- _TASK DESCRIPTION_: Only lines holding the word "your" are wanted from the records; copy all of them.

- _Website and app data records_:
--------

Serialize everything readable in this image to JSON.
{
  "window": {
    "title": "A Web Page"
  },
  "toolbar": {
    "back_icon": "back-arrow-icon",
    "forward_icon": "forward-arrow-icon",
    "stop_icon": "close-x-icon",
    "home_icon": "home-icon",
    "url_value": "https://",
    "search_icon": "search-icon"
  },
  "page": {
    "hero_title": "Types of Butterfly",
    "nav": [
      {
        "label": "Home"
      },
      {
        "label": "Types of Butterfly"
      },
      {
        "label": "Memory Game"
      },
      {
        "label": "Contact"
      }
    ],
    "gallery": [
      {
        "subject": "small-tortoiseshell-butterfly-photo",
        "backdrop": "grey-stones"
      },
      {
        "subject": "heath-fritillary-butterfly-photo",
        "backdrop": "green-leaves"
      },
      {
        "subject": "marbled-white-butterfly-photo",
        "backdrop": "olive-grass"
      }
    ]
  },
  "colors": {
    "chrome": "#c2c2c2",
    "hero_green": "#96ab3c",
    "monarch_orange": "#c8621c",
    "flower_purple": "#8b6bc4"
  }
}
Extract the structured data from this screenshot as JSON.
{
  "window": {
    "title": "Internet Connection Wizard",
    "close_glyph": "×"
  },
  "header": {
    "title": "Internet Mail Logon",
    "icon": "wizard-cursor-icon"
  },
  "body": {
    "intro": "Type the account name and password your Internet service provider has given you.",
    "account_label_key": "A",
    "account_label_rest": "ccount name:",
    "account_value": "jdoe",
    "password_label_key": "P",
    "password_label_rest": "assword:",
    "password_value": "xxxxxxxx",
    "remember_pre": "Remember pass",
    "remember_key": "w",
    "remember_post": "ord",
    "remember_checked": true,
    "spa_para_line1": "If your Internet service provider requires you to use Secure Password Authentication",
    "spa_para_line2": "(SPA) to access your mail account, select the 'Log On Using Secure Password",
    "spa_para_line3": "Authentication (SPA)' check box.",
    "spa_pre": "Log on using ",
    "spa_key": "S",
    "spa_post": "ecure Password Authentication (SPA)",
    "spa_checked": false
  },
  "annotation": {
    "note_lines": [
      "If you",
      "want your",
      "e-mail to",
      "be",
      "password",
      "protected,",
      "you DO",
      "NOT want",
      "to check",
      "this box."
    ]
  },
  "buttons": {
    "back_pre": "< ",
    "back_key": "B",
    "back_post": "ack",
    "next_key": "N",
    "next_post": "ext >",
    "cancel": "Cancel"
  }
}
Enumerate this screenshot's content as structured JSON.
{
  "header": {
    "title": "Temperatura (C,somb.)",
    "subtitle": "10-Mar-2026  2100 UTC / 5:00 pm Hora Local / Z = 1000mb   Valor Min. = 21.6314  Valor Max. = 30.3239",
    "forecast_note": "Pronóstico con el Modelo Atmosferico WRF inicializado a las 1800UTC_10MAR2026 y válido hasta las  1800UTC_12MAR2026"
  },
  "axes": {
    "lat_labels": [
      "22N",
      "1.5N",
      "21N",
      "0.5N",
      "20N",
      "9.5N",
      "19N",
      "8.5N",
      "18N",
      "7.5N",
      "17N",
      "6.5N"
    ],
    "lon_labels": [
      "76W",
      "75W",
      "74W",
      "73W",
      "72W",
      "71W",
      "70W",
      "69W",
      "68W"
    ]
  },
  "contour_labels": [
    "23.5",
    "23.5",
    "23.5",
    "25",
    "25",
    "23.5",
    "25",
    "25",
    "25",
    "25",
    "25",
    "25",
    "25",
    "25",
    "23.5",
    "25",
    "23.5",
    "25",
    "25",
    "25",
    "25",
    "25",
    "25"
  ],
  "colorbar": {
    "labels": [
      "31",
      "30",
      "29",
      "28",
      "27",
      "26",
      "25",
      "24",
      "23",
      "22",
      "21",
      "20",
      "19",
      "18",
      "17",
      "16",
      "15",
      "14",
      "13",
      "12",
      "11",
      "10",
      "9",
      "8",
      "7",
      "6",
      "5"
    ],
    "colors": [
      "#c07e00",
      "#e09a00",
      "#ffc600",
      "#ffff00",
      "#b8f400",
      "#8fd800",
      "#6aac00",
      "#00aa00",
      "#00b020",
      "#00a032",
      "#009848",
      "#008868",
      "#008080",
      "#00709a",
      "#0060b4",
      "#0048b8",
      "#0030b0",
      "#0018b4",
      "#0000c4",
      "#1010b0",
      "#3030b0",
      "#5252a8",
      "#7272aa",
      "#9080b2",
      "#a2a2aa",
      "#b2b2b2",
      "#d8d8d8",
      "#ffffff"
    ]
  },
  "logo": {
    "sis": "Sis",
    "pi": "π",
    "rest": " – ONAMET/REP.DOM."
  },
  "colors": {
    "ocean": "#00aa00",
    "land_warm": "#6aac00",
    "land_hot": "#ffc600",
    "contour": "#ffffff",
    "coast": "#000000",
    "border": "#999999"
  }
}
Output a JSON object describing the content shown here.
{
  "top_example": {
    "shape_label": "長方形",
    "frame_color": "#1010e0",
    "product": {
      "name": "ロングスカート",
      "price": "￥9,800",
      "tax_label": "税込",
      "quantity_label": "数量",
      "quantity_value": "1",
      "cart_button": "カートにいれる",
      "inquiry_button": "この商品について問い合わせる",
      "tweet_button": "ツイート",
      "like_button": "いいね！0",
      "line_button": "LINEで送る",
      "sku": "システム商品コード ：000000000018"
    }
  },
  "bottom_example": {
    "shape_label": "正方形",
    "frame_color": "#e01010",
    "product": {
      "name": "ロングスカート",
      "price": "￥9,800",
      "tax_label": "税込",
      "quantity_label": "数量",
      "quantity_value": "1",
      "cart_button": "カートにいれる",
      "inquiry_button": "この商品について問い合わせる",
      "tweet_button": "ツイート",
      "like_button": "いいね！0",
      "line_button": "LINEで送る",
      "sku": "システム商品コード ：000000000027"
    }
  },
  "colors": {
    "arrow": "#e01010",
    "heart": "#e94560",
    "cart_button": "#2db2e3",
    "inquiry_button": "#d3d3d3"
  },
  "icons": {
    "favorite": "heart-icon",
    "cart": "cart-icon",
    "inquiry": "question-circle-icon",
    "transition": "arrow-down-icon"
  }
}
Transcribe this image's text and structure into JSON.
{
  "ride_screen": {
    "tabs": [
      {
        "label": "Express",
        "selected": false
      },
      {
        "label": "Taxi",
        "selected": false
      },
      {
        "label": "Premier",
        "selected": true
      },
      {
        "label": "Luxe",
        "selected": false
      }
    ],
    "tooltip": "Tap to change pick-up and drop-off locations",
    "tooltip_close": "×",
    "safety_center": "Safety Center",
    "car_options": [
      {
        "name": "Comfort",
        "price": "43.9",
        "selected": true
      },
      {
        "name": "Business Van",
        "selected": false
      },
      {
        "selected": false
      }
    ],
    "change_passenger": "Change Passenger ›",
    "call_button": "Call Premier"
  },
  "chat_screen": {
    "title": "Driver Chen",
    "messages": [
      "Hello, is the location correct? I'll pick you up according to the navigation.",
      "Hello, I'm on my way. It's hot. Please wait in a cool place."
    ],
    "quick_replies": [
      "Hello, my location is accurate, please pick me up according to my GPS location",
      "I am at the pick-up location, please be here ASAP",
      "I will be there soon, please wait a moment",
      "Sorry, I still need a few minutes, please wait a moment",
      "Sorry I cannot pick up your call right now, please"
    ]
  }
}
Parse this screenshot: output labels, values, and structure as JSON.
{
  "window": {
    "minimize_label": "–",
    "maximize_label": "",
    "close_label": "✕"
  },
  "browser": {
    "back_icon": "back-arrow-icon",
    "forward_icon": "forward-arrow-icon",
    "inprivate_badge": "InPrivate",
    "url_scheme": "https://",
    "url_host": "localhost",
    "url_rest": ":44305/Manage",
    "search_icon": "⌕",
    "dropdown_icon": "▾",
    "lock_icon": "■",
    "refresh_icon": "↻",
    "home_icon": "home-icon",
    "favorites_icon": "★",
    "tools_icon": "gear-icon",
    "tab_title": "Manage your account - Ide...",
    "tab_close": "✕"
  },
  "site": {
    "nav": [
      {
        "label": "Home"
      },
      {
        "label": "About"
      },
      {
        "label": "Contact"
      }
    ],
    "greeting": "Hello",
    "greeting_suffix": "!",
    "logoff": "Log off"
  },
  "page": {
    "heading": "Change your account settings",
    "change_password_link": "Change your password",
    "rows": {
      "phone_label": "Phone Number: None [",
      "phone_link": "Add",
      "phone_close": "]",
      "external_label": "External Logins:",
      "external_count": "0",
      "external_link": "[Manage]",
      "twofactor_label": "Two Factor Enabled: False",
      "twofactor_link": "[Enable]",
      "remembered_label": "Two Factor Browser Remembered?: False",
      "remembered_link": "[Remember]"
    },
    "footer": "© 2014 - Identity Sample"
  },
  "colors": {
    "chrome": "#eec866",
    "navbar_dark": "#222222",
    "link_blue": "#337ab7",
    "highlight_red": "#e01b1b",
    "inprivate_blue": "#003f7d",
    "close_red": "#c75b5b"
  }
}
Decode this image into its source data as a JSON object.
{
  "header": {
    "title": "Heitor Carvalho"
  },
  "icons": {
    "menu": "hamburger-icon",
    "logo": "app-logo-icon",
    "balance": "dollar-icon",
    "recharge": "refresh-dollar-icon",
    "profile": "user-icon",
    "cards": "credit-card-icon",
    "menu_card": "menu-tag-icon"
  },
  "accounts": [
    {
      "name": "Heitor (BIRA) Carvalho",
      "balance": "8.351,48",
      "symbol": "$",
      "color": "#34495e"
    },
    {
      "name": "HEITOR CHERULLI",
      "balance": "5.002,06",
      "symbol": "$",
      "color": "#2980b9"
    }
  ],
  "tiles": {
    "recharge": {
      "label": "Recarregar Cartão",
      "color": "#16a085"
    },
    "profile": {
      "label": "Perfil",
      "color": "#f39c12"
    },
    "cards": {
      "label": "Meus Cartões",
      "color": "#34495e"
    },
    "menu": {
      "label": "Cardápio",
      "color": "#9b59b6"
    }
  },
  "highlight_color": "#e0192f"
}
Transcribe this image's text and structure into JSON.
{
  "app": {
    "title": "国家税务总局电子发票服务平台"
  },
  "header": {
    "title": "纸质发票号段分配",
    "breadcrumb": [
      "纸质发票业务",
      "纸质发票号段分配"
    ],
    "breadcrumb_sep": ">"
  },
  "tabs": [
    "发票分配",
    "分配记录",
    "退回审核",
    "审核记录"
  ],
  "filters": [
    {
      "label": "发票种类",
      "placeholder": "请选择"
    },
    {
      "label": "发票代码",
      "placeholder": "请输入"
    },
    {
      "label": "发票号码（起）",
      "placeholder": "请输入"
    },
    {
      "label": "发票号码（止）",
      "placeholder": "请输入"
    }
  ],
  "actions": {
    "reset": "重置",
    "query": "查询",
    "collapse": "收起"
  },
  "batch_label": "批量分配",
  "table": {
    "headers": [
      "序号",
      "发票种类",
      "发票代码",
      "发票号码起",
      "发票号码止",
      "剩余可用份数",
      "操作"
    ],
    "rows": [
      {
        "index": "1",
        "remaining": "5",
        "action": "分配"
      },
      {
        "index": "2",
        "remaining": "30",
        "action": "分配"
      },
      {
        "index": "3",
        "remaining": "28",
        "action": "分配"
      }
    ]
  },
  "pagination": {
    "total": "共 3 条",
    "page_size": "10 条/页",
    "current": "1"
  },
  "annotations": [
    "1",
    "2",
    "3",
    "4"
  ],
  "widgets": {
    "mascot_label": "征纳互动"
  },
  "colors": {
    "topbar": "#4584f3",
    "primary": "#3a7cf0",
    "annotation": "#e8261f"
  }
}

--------

- _RESPONSE AREA_:
    "intro": "Type the account name and password your Internet service provider has given you.",
    "spa_para_line1": "If your Internet service provider requires you to use Secure Password Authentication",
    "spa_para_line2": "(SPA) to access your mail account, select the 'Log On Using Secure Password",
      "want your",
      "Sorry I cannot pick up your call right now, please"
    "tab_title": "Manage your account - Ide...",
    "heading": "Change your account settings",
    "change_password_link": "Change your password",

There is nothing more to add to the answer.